# [HOW TO COMPLETE THIS TASK]
Locate the string "param" in the listing below. Copy every line where it is found.

# [EXTRACTED MATERIAL]
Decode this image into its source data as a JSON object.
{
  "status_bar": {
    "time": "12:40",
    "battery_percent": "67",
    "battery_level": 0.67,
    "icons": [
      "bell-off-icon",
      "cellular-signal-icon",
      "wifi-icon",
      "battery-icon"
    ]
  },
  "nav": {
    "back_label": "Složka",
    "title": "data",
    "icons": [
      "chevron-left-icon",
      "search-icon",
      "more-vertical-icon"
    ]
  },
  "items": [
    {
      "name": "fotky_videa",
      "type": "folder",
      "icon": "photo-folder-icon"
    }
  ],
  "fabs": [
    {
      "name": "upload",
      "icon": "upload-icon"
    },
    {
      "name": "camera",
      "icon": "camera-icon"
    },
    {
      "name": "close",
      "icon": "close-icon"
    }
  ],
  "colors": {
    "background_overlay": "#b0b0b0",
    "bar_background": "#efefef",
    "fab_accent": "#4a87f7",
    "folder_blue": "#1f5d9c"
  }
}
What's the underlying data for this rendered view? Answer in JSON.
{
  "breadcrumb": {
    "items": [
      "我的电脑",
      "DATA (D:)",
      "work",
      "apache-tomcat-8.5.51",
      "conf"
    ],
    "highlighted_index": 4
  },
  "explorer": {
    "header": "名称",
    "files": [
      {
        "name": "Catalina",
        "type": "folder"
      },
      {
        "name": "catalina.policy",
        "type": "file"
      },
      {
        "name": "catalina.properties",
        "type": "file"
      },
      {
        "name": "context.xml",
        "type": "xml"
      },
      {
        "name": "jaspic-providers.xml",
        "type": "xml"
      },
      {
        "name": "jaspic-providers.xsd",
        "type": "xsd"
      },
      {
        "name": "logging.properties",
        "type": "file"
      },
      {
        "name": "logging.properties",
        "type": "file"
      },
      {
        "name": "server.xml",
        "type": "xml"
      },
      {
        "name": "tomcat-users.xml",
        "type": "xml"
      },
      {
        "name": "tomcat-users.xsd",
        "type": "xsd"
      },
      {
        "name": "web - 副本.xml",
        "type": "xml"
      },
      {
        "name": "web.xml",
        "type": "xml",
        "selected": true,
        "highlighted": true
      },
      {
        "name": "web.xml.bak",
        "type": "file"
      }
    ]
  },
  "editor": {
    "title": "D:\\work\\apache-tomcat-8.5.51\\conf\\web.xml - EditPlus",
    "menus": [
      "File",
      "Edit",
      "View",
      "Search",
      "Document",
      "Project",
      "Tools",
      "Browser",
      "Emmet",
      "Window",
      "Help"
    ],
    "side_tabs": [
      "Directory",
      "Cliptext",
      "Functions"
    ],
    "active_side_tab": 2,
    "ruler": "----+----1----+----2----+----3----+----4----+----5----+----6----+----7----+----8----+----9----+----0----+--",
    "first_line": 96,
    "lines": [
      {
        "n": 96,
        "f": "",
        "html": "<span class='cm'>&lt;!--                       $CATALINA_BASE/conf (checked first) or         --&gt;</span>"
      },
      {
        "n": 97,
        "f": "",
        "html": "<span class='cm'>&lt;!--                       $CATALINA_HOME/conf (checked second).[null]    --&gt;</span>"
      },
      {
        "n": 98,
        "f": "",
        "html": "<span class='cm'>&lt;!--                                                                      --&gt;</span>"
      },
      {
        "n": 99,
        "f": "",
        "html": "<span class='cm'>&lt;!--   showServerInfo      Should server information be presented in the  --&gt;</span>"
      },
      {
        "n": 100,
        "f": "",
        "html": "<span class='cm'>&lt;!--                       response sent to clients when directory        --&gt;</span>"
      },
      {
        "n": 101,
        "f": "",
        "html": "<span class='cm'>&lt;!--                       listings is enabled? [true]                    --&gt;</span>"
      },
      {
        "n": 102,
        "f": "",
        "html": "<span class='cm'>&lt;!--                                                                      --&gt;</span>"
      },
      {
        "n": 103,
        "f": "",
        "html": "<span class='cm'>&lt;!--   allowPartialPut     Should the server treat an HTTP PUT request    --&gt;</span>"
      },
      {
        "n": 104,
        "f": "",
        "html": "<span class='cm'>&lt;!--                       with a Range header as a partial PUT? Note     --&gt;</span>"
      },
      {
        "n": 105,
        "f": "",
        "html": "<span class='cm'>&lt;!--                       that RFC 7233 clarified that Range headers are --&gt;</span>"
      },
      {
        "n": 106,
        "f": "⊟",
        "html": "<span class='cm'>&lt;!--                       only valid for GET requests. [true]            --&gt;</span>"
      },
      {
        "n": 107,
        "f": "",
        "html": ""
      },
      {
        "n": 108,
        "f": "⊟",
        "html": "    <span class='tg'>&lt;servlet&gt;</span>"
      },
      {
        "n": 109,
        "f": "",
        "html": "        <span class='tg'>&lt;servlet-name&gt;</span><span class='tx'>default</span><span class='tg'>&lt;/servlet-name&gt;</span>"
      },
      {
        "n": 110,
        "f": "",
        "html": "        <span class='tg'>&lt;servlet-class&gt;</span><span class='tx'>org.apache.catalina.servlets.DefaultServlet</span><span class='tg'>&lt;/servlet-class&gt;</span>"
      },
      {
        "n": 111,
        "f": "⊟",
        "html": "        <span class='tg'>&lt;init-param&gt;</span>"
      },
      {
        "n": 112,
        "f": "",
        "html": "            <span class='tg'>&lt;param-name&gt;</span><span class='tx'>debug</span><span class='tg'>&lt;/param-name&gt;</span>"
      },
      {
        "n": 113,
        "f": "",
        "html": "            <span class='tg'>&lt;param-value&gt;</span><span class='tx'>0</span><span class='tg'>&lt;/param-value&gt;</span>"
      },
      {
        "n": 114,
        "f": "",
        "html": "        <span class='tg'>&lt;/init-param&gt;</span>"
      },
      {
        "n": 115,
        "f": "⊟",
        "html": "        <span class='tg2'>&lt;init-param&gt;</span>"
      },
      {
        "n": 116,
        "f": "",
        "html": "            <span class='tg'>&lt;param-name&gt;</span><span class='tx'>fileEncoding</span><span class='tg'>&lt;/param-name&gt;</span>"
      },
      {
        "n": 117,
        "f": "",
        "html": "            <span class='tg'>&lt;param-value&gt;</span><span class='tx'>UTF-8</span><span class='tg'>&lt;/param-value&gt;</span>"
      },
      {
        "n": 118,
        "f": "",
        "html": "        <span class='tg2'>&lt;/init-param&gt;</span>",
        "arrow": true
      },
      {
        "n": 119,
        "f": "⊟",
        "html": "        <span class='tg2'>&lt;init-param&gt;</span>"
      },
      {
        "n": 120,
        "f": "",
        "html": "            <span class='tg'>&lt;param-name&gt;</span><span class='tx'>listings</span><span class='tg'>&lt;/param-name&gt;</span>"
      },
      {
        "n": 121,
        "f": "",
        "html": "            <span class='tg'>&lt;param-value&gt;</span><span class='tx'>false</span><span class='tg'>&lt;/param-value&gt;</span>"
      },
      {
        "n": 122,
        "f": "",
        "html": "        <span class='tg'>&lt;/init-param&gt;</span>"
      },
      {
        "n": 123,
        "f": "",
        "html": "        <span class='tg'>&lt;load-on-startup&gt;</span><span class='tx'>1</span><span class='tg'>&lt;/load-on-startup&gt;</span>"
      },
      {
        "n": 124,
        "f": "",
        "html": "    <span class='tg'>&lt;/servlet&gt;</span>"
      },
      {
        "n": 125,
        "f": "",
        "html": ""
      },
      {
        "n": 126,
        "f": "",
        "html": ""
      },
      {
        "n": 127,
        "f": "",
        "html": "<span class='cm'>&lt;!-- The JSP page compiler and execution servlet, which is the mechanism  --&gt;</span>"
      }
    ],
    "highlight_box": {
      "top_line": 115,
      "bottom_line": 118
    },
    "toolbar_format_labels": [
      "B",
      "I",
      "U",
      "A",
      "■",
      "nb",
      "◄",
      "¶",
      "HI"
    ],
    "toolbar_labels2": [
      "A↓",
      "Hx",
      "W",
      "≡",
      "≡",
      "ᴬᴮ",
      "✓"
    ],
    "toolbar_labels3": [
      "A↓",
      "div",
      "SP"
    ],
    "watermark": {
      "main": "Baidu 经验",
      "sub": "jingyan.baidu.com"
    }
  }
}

# [TASK ANSWER]
        "html": "        <span class='tg'>&lt;init-param&gt;</span>"
        "html": "            <span class='tg'>&lt;param-name&gt;</span><span class='tx'>debug</span><span class='tg'>&lt;/param-name&gt;</span>"
        "html": "            <span class='tg'>&lt;param-value&gt;</span><span class='tx'>0</span><span class='tg'>&lt;/param-value&gt;</span>"
        "html": "        <span class='tg'>&lt;/init-param&gt;</span>"
        "html": "        <span class='tg2'>&lt;init-param&gt;</span>"
        "html": "            <span class='tg'>&lt;param-name&gt;</span><span class='tx'>fileEncoding</span><span class='tg'>&lt;/param-name&gt;</span>"
        "html": "            <span class='tg'>&lt;param-value&gt;</span><span class='tx'>UTF-8</span><span class='tg'>&lt;/param-value&gt;</span>"
        "html": "        <span class='tg2'>&lt;/init-param&gt;</span>",
        "html": "        <span class='tg2'>&lt;init-param&gt;</span>"
        "html": "            <span class='tg'>&lt;param-name&gt;</span><span class='tx'>listings</span><span class='tg'>&lt;/param-name&gt;</span>"
        "html": "            <span class='tg'>&lt;param-value&gt;</span><span class='tx'>false</span><span class='tg'>&lt;/param-value&gt;</span>"
        "html": "        <span class='tg'>&lt;/init-param&gt;</span>"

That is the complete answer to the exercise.